§ **RECORDS PROVIDED**
_ _ _ _ _ _ _
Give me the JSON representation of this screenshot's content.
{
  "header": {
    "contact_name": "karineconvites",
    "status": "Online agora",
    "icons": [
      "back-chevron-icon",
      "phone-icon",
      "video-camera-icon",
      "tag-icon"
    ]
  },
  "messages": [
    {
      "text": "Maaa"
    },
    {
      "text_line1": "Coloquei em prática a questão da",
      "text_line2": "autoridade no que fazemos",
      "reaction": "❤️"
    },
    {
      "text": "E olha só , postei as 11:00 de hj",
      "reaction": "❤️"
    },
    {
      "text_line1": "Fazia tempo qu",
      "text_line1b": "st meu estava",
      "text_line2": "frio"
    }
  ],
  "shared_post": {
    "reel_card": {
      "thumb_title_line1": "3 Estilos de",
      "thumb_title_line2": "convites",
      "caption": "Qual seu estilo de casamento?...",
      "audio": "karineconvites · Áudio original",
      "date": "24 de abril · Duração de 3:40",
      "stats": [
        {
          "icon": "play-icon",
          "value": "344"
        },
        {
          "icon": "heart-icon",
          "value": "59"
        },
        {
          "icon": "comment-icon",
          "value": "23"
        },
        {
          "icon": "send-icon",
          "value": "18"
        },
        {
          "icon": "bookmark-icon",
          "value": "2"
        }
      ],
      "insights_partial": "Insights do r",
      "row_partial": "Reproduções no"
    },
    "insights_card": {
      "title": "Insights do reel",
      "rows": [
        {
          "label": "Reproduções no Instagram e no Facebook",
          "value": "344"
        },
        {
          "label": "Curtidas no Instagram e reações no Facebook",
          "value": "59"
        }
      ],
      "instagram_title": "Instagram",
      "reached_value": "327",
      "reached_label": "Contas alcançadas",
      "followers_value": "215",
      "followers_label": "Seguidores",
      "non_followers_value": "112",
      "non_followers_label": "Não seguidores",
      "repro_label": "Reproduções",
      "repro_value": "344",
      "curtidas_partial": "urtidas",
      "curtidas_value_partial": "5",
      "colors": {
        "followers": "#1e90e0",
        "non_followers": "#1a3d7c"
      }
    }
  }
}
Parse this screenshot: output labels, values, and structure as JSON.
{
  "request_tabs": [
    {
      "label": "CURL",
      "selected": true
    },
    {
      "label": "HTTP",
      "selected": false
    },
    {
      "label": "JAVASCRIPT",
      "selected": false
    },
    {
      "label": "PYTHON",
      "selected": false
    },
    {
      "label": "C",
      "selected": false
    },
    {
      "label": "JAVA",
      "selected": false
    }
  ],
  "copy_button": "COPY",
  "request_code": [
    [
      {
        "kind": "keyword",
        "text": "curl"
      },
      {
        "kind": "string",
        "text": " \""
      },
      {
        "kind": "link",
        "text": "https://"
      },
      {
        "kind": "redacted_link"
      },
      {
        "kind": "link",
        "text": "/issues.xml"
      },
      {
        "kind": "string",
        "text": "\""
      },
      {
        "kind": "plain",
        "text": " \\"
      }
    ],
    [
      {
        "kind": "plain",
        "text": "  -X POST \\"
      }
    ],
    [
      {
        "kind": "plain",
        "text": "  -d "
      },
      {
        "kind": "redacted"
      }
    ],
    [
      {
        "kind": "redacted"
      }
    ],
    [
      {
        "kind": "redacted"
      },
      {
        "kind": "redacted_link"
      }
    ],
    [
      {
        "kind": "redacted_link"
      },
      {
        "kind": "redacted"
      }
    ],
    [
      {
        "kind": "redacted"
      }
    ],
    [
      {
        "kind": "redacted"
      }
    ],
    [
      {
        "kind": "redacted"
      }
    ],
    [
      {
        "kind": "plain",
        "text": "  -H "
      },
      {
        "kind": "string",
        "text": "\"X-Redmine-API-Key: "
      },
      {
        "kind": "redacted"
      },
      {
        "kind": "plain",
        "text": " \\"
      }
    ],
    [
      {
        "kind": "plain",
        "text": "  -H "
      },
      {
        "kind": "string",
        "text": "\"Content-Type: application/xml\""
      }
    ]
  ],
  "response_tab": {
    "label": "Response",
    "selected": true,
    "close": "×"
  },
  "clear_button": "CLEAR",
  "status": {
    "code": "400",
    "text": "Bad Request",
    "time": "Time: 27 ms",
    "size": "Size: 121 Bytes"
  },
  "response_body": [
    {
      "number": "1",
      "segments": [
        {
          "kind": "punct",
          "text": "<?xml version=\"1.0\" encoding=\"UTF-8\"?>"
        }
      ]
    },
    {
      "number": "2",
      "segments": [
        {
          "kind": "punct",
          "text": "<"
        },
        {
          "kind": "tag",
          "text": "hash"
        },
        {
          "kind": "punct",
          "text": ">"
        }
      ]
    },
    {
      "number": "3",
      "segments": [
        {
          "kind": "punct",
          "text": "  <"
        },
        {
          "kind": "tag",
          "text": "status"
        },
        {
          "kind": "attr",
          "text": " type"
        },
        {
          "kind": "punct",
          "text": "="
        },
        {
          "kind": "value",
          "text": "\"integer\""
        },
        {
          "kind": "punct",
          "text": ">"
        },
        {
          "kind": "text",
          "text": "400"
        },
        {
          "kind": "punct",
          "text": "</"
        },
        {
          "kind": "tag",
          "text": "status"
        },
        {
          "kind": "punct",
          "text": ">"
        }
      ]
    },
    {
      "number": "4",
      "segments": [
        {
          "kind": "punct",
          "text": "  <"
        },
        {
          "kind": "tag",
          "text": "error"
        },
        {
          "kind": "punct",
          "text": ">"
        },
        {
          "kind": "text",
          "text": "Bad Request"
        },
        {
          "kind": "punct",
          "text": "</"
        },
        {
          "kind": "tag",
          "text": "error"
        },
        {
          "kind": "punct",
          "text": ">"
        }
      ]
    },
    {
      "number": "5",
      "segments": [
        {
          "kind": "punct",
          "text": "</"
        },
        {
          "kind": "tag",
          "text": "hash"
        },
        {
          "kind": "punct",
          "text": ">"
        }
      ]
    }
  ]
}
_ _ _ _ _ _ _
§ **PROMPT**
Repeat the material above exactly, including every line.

§ **PROBLEM SOLUTION**
Give me the JSON representation of this screenshot's content.
{
  "header": {
    "contact_name": "karineconvites",
    "status": "Online agora",
    "icons": [
      "back-chevron-icon",
      "phone-icon",
      "video-camera-icon",
      "tag-icon"
    ]
  },
  "messages": [
    {
      "text": "Maaa"
    },
    {
      "text_line1": "Coloquei em prática a questão da",
      "text_line2": "autoridade no que fazemos",
      "reaction": "❤️"
    },
    {
      "text": "E olha só , postei as 11:00 de hj",
      "reaction": "❤️"
    },
    {
      "text_line1": "Fazia tempo qu",
      "text_line1b": "st meu estava",
      "text_line2": "frio"
    }
  ],
  "shared_post": {
    "reel_card": {
      "thumb_title_line1": "3 Estilos de",
      "thumb_title_line2": "convites",
      "caption": "Qual seu estilo de casamento?...",
      "audio": "karineconvites · Áudio original",
      "date": "24 de abril · Duração de 3:40",
      "stats": [
        {
          "icon": "play-icon",
          "value": "344"
        },
        {
          "icon": "heart-icon",
          "value": "59"
        },
        {
          "icon": "comment-icon",
          "value": "23"
        },
        {
          "icon": "send-icon",
          "value": "18"
        },
        {
          "icon": "bookmark-icon",
          "value": "2"
        }
      ],
      "insights_partial": "Insights do r",
      "row_partial": "Reproduções no"
    },
    "insights_card": {
      "title": "Insights do reel",
      "rows": [
        {
          "label": "Reproduções no Instagram e no Facebook",
          "value": "344"
        },
        {
          "label": "Curtidas no Instagram e reações no Facebook",
          "value": "59"
        }
      ],
      "instagram_title": "Instagram",
      "reached_value": "327",
      "reached_label": "Contas alcançadas",
      "followers_value": "215",
      "followers_label": "Seguidores",
      "non_followers_value": "112",
      "non_followers_label": "Não seguidores",
      "repro_label": "Reproduções",
      "repro_value": "344",
      "curtidas_partial": "urtidas",
      "curtidas_value_partial": "5",
      "colors": {
        "followers": "#1e90e0",
        "non_followers": "#1a3d7c"
      }
    }
  }
}
Parse this screenshot: output labels, values, and structure as JSON.
{
  "request_tabs": [
    {
      "label": "CURL",
      "selected": true
    },
    {
      "label": "HTTP",
      "selected": false
    },
    {
      "label": "JAVASCRIPT",
      "selected": false
    },
    {
      "label": "PYTHON",
      "selected": false
    },
    {
      "label": "C",
      "selected": false
    },
    {
      "label": "JAVA",
      "selected": false
    }
  ],
  "copy_button": "COPY",
  "request_code": [
    [
      {
        "kind": "keyword",
        "text": "curl"
      },
      {
        "kind": "string",
        "text": " \""
      },
      {
        "kind": "link",
        "text": "https://"
      },
      {
        "kind": "redacted_link"
      },
      {
        "kind": "link",
        "text": "/issues.xml"
      },
      {
        "kind": "string",
        "text": "\""
      },
      {
        "kind": "plain",
        "text": " \\"
      }
    ],
    [
      {
        "kind": "plain",
        "text": "  -X POST \\"
      }
    ],
    [
      {
        "kind": "plain",
        "text": "  -d "
      },
      {
        "kind": "redacted"
      }
    ],
    [
      {
        "kind": "redacted"
      }
    ],
    [
      {
        "kind": "redacted"
      },
      {
        "kind": "redacted_link"
      }
    ],
    [
      {
        "kind": "redacted_link"
      },
      {
        "kind": "redacted"
      }
    ],
    [
      {
        "kind": "redacted"
      }
    ],
    [
      {
        "kind": "redacted"
      }
    ],
    [
      {
        "kind": "redacted"
      }
    ],
    [
      {
        "kind": "plain",
        "text": "  -H "
      },
      {
        "kind": "string",
        "text": "\"X-Redmine-API-Key: "
      },
      {
        "kind": "redacted"
      },
      {
        "kind": "plain",
        "text": " \\"
      }
    ],
    [
      {
        "kind": "plain",
        "text": "  -H "
      },
      {
        "kind": "string",
        "text": "\"Content-Type: application/xml\""
      }
    ]
  ],
  "response_tab": {
    "label": "Response",
    "selected": true,
    "close": "×"
  },
  "clear_button": "CLEAR",
  "status": {
    "code": "400",
    "text": "Bad Request",
    "time": "Time: 27 ms",
    "size": "Size: 121 Bytes"
  },
  "response_body": [
    {
      "number": "1",
      "segments": [
        {
          "kind": "punct",
          "text": "<?xml version=\"1.0\" encoding=\"UTF-8\"?>"
        }
      ]
    },
    {
      "number": "2",
      "segments": [
        {
          "kind": "punct",
          "text": "<"
        },
        {
          "kind": "tag",
          "text": "hash"
        },
        {
          "kind": "punct",
          "text": ">"
        }
      ]
    },
    {
      "number": "3",
      "segments": [
        {
          "kind": "punct",
          "text": "  <"
        },
        {
          "kind": "tag",
          "text": "status"
        },
        {
          "kind": "attr",
          "text": " type"
        },
        {
          "kind": "punct",
          "text": "="
        },
        {
          "kind": "value",
          "text": "\"integer\""
        },
        {
          "kind": "punct",
          "text": ">"
        },
        {
          "kind": "text",
          "text": "400"
        },
        {
          "kind": "punct",
          "text": "</"
        },
        {
          "kind": "tag",
          "text": "status"
        },
        {
          "kind": "punct",
          "text": ">"
        }
      ]
    },
    {
      "number": "4",
      "segments": [
        {
          "kind": "punct",
          "text": "  <"
        },
        {
          "kind": "tag",
          "text": "error"
        },
        {
          "kind": "punct",
          "text": ">"
        },
        {
          "kind": "text",
          "text": "Bad Request"
        },
        {
          "kind": "punct",
          "text": "</"
        },
        {
          "kind": "tag",
          "text": "error"
        },
        {
          "kind": "punct",
          "text": ">"
        }
      ]
    },
    {
      "number": "5",
      "segments": [
        {
          "kind": "punct",
          "text": "</"
        },
        {
          "kind": "tag",
          "text": "hash"
        },
        {
          "kind": "punct",
          "text": ">"
        }
      ]
    }
  ]
}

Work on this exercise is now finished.